Eli Lilly has had their dual glucagon-like peptide-1 receptor agonist (GLP-1)/Gastric Inhibitor Polypeptide receptor agonist (GIP) therapy Mounjaro (tirzepatide) approved for use as a new treatment option for patients in England with type 2 diabetes (T2D), in cases where the existing treatment management options are insufficient. The National Institute for Health and Care Excellence (NICE) has provided guidance explaining where triple therapy with metformin and two other oral antidiabetic drugs has proven ineffective then these patients are eligible to change to GLP-1 therapies such as Novo Nordisk’s semaglutide (Ozempic or Rybelsus) or insulin therapy. In requesting the drug receive NHS approval for use, Lilly asked that Mounjaro be considered as an alternate therapy for patients to GLP-1 receptor agonists (such as Ozempic or Trulicity) where three or more antidiabetic drugs have demonstrated inadequate control. Lilly’s rationale is that, as GLP-1 receptor agonists are third-line or fourth-line therapy for T2D in the NHS, it would be prescribed alongside two oral agents. As a once-weekly injectable therapy, similar to semaglutide, that is likely to be used mostly in specialist NHS weight management services, the therapy is less likely to be adopted for use in primary care in comparison to oral agents. Mounjaro as a therapy for T2D is likely to gain significant uptake in the primary care space, as well as eventually in specialist weight loss management services, as the therapy is able to significantly reduce HbA1c and induces significant weight loss in patients with obesity, which is often the case for T2D patients. 
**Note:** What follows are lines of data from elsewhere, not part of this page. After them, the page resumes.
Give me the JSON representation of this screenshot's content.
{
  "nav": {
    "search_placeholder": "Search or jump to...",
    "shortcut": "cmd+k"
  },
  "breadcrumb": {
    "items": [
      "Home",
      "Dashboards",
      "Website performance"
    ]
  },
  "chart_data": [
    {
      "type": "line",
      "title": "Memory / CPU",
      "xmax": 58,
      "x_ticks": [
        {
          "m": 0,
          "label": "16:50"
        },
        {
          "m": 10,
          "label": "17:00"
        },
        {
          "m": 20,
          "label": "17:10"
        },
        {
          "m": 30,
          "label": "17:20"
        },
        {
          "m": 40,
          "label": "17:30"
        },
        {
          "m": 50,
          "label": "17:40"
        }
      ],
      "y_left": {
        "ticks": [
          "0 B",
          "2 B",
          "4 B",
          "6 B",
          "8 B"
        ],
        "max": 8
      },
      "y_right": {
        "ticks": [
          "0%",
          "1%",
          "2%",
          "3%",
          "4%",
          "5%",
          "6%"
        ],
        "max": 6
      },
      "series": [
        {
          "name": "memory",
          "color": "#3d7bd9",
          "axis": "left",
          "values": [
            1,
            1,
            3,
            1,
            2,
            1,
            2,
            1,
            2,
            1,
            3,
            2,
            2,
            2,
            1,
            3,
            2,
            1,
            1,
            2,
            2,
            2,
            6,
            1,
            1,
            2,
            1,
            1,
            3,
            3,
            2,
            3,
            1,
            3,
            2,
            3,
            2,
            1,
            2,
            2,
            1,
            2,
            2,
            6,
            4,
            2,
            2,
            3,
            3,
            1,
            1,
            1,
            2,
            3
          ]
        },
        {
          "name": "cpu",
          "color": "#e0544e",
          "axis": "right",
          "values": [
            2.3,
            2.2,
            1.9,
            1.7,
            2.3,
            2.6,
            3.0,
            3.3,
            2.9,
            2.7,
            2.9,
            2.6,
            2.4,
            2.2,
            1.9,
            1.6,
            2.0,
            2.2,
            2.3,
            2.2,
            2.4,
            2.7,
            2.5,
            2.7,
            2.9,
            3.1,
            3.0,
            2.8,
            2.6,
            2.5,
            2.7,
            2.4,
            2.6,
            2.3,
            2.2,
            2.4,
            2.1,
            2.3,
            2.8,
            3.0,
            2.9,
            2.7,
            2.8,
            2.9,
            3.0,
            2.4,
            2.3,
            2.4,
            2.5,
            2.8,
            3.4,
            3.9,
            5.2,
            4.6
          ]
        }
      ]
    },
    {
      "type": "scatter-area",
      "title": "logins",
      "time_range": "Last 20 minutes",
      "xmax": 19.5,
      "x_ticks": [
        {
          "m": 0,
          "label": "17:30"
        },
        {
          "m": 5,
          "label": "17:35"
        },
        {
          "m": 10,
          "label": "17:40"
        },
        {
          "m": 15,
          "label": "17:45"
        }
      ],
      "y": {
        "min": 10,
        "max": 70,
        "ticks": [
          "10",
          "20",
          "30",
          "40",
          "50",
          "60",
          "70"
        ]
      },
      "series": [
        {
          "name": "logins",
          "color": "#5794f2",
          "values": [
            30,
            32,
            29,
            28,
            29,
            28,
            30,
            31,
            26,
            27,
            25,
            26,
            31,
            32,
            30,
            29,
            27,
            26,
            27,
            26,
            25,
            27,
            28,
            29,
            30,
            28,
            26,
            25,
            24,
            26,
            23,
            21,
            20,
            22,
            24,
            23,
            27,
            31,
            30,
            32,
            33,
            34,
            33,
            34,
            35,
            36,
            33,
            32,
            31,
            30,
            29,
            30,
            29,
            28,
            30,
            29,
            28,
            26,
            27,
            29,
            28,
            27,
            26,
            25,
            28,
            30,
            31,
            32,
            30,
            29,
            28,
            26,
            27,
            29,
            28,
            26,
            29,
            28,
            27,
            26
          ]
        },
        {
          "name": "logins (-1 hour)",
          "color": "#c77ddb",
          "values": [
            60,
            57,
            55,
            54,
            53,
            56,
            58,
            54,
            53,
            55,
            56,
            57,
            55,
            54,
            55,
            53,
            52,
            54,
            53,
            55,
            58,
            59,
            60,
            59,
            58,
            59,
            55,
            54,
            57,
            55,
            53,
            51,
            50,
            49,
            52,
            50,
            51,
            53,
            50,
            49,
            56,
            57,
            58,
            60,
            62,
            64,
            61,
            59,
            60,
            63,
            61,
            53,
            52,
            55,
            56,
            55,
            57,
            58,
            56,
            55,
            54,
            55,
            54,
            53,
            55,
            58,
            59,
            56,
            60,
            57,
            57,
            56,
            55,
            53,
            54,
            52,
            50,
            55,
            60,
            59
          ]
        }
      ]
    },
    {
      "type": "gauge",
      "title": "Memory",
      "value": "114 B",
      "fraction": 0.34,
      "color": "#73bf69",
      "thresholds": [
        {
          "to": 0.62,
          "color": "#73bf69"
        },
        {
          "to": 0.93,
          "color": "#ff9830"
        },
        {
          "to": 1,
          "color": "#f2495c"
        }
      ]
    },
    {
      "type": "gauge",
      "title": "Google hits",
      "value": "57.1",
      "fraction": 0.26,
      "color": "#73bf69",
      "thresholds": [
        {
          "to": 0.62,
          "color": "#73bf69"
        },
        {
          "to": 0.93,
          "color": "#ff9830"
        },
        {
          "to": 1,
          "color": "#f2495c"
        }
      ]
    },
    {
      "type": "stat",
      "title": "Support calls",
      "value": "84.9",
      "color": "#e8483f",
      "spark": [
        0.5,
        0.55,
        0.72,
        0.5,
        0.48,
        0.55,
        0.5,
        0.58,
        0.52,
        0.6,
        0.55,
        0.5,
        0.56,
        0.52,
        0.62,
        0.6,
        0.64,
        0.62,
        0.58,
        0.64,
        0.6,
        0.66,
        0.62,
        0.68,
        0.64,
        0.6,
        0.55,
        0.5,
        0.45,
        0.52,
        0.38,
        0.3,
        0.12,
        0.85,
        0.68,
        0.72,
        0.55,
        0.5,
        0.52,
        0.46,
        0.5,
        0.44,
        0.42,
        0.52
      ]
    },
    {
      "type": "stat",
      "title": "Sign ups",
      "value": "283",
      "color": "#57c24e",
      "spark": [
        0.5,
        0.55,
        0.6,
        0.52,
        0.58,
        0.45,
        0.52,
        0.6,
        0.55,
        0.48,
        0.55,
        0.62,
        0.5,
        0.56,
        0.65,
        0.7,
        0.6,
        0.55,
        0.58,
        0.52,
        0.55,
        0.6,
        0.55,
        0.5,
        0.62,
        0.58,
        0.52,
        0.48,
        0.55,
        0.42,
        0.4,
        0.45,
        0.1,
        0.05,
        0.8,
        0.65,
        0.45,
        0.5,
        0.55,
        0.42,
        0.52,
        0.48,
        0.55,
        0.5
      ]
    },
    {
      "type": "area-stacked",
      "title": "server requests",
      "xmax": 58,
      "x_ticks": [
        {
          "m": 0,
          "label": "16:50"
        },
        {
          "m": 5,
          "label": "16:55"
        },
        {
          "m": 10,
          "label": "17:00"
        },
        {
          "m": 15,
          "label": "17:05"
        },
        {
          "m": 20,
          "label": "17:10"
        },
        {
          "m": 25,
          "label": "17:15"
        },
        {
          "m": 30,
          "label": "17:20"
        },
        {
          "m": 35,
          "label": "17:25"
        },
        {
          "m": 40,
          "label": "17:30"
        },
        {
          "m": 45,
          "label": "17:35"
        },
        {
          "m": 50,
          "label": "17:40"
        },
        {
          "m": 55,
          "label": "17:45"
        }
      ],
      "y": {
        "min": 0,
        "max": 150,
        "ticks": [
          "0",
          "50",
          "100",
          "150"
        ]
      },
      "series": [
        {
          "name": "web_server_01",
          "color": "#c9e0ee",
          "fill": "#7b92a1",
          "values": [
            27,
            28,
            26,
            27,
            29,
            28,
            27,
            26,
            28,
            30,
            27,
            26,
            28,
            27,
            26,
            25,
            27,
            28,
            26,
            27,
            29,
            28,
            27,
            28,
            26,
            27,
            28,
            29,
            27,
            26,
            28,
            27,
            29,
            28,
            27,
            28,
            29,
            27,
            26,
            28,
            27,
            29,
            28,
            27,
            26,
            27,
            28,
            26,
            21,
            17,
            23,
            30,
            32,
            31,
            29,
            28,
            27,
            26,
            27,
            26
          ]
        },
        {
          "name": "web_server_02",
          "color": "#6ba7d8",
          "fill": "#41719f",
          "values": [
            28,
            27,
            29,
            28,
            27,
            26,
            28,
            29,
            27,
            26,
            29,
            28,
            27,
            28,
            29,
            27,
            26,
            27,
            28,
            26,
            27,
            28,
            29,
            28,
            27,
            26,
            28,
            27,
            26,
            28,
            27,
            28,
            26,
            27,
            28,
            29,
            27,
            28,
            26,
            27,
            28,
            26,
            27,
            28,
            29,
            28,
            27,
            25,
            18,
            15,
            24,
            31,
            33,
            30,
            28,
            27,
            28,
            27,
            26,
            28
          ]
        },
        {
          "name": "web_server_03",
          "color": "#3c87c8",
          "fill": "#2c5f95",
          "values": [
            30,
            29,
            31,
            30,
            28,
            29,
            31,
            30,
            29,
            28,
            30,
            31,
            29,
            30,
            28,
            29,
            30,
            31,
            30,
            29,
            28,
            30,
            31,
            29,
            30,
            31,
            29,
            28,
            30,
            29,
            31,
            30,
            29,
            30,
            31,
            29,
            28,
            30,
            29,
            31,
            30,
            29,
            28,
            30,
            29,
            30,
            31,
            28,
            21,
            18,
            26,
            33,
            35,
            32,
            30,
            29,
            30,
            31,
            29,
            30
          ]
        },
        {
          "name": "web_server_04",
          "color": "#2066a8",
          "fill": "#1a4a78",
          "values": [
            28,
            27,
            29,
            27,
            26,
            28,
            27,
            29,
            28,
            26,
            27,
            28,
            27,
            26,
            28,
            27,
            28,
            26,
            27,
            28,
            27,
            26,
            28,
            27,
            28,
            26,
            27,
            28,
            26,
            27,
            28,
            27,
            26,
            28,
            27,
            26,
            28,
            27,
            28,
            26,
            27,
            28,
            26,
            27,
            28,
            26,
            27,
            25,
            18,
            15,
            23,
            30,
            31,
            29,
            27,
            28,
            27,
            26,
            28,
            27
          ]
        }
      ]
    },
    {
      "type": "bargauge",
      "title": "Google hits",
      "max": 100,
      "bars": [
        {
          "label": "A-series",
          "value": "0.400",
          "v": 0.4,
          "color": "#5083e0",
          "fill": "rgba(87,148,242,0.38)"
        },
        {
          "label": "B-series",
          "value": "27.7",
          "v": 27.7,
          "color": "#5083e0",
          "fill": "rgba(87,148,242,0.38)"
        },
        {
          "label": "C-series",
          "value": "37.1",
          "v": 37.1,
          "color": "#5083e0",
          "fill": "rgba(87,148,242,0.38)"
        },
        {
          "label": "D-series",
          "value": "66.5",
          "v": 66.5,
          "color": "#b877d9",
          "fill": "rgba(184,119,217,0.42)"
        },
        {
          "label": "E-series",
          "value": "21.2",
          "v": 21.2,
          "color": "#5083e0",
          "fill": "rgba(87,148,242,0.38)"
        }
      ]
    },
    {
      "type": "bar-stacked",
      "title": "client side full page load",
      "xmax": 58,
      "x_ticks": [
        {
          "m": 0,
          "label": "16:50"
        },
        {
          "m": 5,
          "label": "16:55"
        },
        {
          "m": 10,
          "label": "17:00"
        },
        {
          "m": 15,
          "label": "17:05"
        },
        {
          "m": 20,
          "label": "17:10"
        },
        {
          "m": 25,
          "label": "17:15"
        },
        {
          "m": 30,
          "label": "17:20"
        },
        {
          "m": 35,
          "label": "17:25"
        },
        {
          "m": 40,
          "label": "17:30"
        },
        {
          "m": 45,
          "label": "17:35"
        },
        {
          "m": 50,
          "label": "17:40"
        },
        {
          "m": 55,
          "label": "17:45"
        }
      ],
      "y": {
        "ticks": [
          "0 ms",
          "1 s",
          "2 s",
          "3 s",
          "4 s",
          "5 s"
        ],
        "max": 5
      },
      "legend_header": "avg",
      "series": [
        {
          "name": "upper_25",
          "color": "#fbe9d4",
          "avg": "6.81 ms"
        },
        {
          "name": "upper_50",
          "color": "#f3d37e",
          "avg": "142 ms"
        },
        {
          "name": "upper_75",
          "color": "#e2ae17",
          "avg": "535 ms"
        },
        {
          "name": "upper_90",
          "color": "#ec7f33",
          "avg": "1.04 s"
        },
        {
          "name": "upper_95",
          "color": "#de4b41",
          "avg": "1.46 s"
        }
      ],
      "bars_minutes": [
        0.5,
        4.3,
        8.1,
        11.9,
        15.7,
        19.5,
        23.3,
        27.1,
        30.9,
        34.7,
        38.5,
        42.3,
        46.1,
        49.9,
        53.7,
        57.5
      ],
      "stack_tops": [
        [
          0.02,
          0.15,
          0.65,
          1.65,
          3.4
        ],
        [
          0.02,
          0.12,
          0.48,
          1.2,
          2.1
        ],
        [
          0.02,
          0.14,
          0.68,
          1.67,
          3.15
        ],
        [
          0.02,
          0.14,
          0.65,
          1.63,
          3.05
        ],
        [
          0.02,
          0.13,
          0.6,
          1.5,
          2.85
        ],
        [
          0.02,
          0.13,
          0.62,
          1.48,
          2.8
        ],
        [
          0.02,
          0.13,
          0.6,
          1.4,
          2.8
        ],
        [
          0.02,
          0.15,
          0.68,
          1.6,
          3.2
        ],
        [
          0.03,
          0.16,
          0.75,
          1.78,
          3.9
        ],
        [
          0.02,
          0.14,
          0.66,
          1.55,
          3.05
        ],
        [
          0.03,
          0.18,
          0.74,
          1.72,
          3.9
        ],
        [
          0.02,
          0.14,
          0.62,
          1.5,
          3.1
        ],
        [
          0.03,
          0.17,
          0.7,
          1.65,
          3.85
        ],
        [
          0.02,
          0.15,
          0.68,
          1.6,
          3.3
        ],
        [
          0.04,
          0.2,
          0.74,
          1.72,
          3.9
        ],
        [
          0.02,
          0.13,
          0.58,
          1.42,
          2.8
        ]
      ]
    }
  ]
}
NICE assessed trial data submitted from the SURPASS and SURMOUNT trials for tirzepatide that assessed T2D and obesity in those that don’t have T2D, respectively. They reported that these trial results demonstrate that tirzepatide reduces HbA1c levels and body weight in comparison to semaglutide, insulin therapy, or placebo and had similar outcomes when compared indirectly to other GLP-1 receptor agonists. NICE reported that, across all trials, ~81% to 97% of patients reached HbA1c of less than 53mmol/mol (7%), which was deemed statistically more significant than comparator therapies with several of the trials also demonstrating greater weight reductions. In addition, Lilly also strengthened their NICE application by providing analyses regarding the clinical and cost-effectiveness of tirzepatide, as well as showed that estimates regarding cost-effectiveness were within the range that NICE considered acceptable for use in the NHS. Unusually, NICE also reported that they would have preferred to assess tirzepatide in a broader population but that Lilly’s positioning of tirzepatide to a narrow patient population meant that the evidence hadn’t been presented to enable NICE to provide that broader assessment. Tirzepatide was therefore recommended to a narrower patient population than its actual market authorization.

As a result of this approval by NICE for NHS use of Mounjaro (tirzepatide), Lilly is likely to become the leading GLP-1 manufacturer in the T2D space, in the UK market, over the next decade as its data rivals that of its competitors. There will be increasing competition from semaglutide and other potential GLP-1s that enter the T2D space, but Mounjaro will likely compete well against these therapies considering both the T2D and weight loss data and the potential lowering of cardiovascular risk (which is currently being assessed at Phase III). NICE is expected to publish guidance in Q1 of 2024 regarding the use of Mounjaro for weight loss and potential challenges remain for Lilly regarding a sufficient supply of medications for patients with T2D. GlobalData predicts that Lilly will become the leading GLP-1 therapy in the T2D and obesity space within the next decade, particularly for the UK market, and Lilly’s position in the space will be strengthened further with the eventual launch of ‘triple G’ receptor agonist (GLP-1/GIP/glucagon receptor (GR)), retatrutide, which is currently at Phase III for T2D and obesity.